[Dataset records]
● ● ● ● ● ● ●

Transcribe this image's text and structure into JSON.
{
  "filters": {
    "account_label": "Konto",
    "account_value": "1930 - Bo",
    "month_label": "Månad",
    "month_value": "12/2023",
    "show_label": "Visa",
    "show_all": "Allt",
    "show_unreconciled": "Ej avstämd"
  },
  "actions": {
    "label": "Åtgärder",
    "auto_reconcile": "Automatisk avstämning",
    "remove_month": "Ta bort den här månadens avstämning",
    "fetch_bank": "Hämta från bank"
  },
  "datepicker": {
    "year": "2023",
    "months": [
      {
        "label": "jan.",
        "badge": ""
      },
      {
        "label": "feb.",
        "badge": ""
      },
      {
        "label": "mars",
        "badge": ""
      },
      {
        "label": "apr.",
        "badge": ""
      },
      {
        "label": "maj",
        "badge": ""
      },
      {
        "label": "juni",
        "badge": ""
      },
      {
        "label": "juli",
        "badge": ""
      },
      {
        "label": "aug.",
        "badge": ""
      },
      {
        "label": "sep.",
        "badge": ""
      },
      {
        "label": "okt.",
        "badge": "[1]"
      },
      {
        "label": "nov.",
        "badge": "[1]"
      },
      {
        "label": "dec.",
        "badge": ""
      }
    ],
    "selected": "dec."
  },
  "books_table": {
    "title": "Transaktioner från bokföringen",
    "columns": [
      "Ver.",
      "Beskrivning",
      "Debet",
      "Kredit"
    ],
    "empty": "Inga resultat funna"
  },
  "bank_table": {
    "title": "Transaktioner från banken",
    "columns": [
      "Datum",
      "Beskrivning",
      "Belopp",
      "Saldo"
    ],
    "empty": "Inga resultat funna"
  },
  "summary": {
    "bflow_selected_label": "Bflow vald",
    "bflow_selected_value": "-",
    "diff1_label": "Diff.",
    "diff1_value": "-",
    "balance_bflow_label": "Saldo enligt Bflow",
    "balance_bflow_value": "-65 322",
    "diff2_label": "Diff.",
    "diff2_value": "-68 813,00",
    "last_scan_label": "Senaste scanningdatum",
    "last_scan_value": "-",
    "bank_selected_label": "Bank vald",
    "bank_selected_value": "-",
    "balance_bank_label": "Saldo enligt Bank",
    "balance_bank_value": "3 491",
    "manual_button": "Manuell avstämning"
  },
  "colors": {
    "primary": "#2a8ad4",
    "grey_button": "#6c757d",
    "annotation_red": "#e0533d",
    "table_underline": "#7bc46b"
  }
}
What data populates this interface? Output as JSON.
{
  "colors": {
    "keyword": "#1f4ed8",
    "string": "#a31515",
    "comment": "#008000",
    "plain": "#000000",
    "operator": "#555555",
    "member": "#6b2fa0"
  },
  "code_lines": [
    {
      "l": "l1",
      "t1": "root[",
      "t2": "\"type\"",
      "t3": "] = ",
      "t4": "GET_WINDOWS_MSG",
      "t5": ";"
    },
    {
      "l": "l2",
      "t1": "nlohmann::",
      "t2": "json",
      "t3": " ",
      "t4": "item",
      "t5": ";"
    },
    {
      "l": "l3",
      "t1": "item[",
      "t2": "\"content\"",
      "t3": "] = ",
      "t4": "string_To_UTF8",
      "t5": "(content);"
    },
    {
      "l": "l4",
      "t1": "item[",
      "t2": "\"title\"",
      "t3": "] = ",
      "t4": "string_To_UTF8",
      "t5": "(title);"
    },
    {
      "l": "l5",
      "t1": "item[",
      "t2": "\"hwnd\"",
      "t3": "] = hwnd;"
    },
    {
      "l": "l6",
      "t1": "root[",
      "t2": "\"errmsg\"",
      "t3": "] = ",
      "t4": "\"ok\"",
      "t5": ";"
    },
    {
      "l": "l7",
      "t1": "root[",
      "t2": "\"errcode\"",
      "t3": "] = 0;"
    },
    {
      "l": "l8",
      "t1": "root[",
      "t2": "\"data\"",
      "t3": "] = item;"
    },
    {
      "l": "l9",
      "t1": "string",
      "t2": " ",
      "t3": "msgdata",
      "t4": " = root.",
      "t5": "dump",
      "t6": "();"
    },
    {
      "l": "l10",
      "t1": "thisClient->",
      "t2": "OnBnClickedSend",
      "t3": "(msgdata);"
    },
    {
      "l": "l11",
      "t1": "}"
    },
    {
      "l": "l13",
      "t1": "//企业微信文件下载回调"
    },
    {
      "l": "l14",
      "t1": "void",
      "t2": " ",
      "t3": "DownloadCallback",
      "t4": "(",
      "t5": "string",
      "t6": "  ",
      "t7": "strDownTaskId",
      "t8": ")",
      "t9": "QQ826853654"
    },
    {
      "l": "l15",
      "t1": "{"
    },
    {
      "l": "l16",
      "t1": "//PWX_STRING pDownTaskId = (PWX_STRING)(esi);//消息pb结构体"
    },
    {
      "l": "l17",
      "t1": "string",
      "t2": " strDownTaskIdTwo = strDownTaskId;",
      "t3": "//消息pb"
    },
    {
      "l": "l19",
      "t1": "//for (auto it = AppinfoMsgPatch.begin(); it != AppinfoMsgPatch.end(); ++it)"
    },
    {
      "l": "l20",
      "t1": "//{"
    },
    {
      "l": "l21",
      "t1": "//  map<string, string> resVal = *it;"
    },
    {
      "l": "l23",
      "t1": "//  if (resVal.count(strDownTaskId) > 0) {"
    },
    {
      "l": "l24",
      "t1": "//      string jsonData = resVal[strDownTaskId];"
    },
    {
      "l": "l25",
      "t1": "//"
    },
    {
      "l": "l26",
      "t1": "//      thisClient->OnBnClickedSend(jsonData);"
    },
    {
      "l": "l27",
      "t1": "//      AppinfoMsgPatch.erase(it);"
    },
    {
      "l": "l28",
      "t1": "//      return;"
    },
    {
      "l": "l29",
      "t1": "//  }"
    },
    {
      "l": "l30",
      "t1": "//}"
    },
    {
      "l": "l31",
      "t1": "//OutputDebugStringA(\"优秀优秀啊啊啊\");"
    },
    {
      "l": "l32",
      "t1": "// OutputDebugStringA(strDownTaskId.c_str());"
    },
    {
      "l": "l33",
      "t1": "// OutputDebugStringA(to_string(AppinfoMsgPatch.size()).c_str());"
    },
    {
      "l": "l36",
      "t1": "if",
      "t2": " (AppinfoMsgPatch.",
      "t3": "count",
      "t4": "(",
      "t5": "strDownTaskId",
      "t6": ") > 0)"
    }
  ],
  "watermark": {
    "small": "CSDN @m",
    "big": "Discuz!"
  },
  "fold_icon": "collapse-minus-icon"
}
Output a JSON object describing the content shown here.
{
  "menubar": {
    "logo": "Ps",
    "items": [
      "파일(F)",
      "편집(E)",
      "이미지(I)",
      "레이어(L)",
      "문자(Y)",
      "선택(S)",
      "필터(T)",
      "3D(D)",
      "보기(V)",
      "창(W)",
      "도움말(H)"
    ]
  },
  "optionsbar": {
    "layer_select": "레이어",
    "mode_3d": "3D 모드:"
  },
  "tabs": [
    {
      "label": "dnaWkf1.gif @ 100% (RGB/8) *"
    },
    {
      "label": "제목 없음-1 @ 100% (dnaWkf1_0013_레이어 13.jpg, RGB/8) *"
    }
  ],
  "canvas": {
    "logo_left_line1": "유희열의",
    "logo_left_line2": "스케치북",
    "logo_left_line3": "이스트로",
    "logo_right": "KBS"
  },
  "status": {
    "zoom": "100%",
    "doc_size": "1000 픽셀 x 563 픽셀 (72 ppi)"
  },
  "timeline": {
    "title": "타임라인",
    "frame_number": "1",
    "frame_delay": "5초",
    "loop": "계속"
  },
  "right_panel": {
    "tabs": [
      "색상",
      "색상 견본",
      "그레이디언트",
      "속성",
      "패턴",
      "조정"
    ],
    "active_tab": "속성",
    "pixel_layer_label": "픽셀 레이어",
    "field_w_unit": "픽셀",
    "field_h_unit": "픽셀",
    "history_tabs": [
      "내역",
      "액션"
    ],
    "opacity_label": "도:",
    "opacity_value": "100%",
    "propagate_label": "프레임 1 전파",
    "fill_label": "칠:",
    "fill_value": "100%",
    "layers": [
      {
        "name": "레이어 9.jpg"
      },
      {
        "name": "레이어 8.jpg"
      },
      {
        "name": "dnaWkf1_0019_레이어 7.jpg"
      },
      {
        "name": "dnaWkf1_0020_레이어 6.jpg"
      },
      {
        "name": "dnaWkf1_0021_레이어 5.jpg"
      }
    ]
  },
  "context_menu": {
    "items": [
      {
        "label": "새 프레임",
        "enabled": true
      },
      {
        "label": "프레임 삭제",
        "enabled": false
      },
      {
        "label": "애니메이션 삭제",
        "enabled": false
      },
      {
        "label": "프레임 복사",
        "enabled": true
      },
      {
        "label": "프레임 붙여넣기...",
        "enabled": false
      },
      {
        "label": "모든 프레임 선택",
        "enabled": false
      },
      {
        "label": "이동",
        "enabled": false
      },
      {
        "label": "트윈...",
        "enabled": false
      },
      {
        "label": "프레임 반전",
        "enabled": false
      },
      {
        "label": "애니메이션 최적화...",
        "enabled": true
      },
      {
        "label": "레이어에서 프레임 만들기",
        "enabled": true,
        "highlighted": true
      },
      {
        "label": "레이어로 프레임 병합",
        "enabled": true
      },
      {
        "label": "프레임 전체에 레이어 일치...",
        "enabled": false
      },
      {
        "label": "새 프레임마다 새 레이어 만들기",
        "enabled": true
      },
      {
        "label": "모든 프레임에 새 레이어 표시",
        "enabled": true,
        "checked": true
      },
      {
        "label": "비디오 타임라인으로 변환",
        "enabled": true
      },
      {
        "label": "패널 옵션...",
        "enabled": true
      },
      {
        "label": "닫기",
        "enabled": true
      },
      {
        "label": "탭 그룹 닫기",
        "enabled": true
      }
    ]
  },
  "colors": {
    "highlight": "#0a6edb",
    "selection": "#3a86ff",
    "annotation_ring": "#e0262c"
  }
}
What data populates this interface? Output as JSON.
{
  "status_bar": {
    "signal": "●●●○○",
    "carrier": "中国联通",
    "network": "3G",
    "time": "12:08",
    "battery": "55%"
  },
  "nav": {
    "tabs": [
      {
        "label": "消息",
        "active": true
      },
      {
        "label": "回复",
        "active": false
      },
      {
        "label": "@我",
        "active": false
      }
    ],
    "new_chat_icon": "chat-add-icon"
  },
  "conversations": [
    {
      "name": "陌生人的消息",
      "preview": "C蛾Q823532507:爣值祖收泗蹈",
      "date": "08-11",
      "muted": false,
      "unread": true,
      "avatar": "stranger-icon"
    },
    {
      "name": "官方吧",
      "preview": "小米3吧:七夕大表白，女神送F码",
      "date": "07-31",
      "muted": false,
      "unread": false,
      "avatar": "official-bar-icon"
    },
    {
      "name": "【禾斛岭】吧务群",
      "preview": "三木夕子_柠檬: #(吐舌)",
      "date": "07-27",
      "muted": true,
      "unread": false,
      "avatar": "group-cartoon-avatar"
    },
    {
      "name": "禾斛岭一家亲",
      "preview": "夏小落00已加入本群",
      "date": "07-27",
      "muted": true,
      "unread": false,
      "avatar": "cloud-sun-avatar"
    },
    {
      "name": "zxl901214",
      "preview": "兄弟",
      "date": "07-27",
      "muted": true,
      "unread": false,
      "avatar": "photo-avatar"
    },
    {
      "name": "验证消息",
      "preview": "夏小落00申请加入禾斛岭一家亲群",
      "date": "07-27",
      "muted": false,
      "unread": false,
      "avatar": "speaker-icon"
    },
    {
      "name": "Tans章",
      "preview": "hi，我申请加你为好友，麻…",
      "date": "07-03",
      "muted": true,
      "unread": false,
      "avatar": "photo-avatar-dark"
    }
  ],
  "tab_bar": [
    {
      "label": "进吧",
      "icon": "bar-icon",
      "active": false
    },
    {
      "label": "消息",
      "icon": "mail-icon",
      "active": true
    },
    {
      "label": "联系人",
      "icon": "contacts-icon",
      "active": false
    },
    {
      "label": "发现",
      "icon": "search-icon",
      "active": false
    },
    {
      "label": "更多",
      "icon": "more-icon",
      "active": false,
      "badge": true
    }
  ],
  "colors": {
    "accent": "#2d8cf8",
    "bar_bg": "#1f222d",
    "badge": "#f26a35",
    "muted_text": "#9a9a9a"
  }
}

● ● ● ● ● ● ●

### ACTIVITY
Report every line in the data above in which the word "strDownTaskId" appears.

### ANSWER FOR THIS EXERCISE
      "t7": "strDownTaskId",
      "t2": " strDownTaskIdTwo = strDownTaskId;",
      "t1": "//  if (resVal.count(strDownTaskId) > 0) {"
      "t1": "//      string jsonData = resVal[strDownTaskId];"
      "t1": "// OutputDebugStringA(strDownTaskId.c_str());"
      "t5": "strDownTaskId",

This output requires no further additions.